Twitter’s Ev thinks Twitter can help you overcome Information Overload.
That’s Sillicon Valley thinking. Information "overload" is a Sillicon Valley type of problem. Such problems are mostly a matter of choice, exist in a very small sub-culture — and have virtually no baring on the real lives of normal people. (more…)
If you feel it’s all just too much information and you don’t experience the stream of information available to you as something great and laid back then you might be suffering from Intention Deficit.
Intention Drives Actions
Normally we intent to do something with something at a specific time and place.

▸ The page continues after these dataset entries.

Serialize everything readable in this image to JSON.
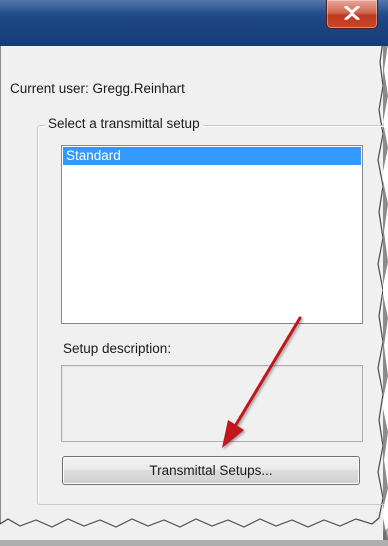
{
  "window": {
    "close_icon": "close-x-icon",
    "titlebar_color": "#1e4785",
    "close_button_color": "#c8472b"
  },
  "current_user": {
    "label": "Current user: Gregg.Reinhart"
  },
  "setup_group": {
    "legend": "Select a transmittal setup",
    "list_items": [
      {
        "label": "Standard",
        "selected": true
      }
    ],
    "selection_color": "#3399ff",
    "description_label": "Setup description:",
    "description_value": "",
    "transmittal_setups_button": "Transmittal Setups..."
  },
  "annotation": {
    "arrow_color": "#c0161c",
    "arrow_icon": "red-arrow-pointing-down-left"
  }
}
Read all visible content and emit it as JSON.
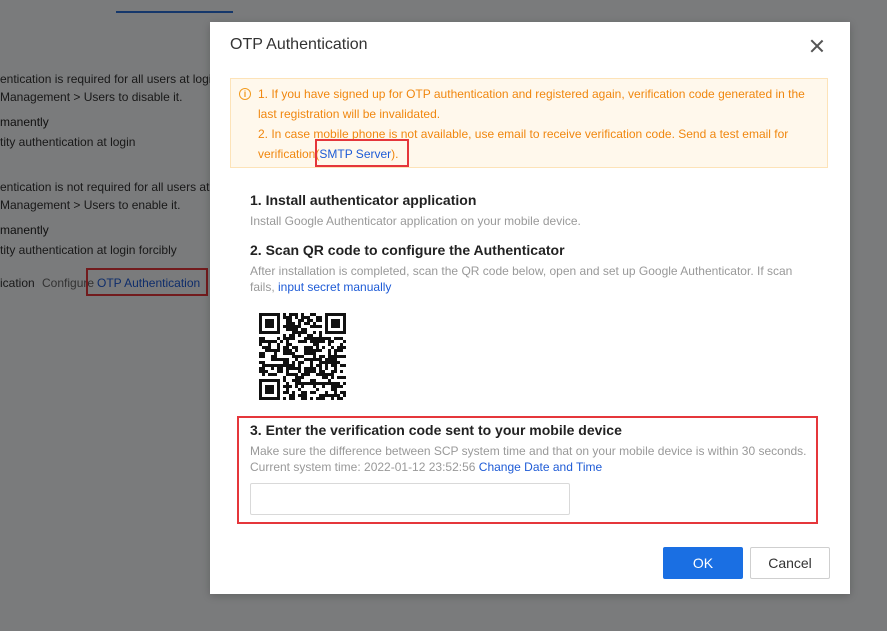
{
  "background": {
    "lines": [
      "entication is required for all users at login",
      "Management > Users to disable it.",
      "manently",
      "tity authentication at login",
      "entication is not required for all users at",
      "Management > Users to enable it.",
      "manently",
      "tity authentication at login forcibly",
      "ication"
    ],
    "configure_label": "Configure",
    "otp_link": "OTP Authentication"
  },
  "dialog": {
    "title": "OTP Authentication",
    "alert": {
      "line1": "1. If you have signed up for OTP authentication and registered again, verification code generated in the",
      "line2": "last registration will be invalidated.",
      "line3": "2. In case mobile phone is not available, use email to receive verification code. Send a test email for",
      "line4_prefix": "verification(",
      "smtp_link": "SMTP Server",
      "line4_suffix": ")."
    },
    "step1": {
      "title": "1. Install authenticator application",
      "desc": "Install Google Authenticator application on your mobile device."
    },
    "step2": {
      "title": "2. Scan QR code to configure the Authenticator",
      "desc_line1": "After installation is completed, scan the QR code below, open and set up Google Authenticator. If scan",
      "desc_line2_prefix": "fails, ",
      "secret_link": "input secret manually"
    },
    "step3": {
      "title": "3. Enter the verification code sent to your mobile device",
      "desc_line1": "Make sure the difference between SCP system time and that on your mobile device is within 30 seconds.",
      "time_prefix": "Current system time: 2022-01-12 23:52:56 ",
      "change_link": "Change Date and Time",
      "input_value": "",
      "input_placeholder": ""
    },
    "buttons": {
      "ok": "OK",
      "cancel": "Cancel"
    }
  },
  "colors": {
    "primary": "#1a6fe3",
    "link": "#1e5bd6",
    "warning_text": "#f0870f",
    "highlight_box": "#e5363b"
  }
}
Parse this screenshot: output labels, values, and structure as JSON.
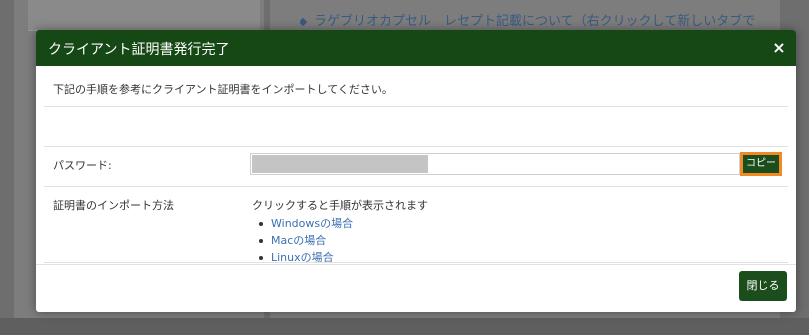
{
  "background": {
    "link_text": "ラゲブリオカプセル　レセプト記載について（右クリックして新しいタブで"
  },
  "modal": {
    "title": "クライアント証明書発行完了",
    "close_symbol": "×",
    "instruction": "下記の手順を参考にクライアント証明書をインポートしてください。",
    "password": {
      "label": "パスワード:",
      "value_masked": true,
      "copy_label": "コピー"
    },
    "import": {
      "label": "証明書のインポート方法",
      "hint": "クリックすると手順が表示されます",
      "items": [
        {
          "label": "Windowsの場合"
        },
        {
          "label": "Macの場合"
        },
        {
          "label": "Linuxの場合"
        }
      ]
    },
    "close_button_label": "閉じる"
  },
  "colors": {
    "header_bg": "#164816",
    "button_bg": "#1c4d1c",
    "copy_highlight": "#f08a24",
    "link": "#3d6fb3"
  }
}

Thus we find ourselves in the supermarket with the intention to buy groceries.
Removing intention from the equation is frustrating.
Loss of intention makes your actions meaningless and impossible.
Ever stood up to go to the kitchen only to find yourself thinking; “Why am I here?” That’s loss of intention for you right there…
Intention Deficit Kills Information Joy
If you don’t have a clear intention for each piece of information you expose yourself to soon that information will become a source of distraction and frustration.
You open your feedreader, see “1000+ unread” and think; oh no. Clicking “mark all as read” you sigh, clench your muscles and think “I failed again but this time I’ll stay current and up to date — this time I’ll read it all, all the time”.
From Intent to Read to Intention for Reading
The clearer your intention, the better you feel. “I follow this feed to stay up to date on the news in my industry” sounds like a clear intention but soon you’ll find yourself stressed at somehow staying “up to date”.
Because the question is; why do want to stay up to date? Answering that question for yourself gives you a chance to bring things back to your real life; “I follow this feed to stay up to date in order to learn about code exploits as soon as possible so I can protect the company server”.
If you find yourself storing information or URL’s ask yourself: what do I intent to do with this?
The fact that it is remotely interesting isn’t enough. You have to know for yourself “I save this article because I’m planning to write about the body-space awareness of termites”.
- Horizons of Focus
- Covey’s idea of Roles (would love to include a link but alas, can’t find a good write-up on it! Know one?)
Do you think clear intention helps — or do you maybe think all this talk about information processing and knowledge work is way overdone?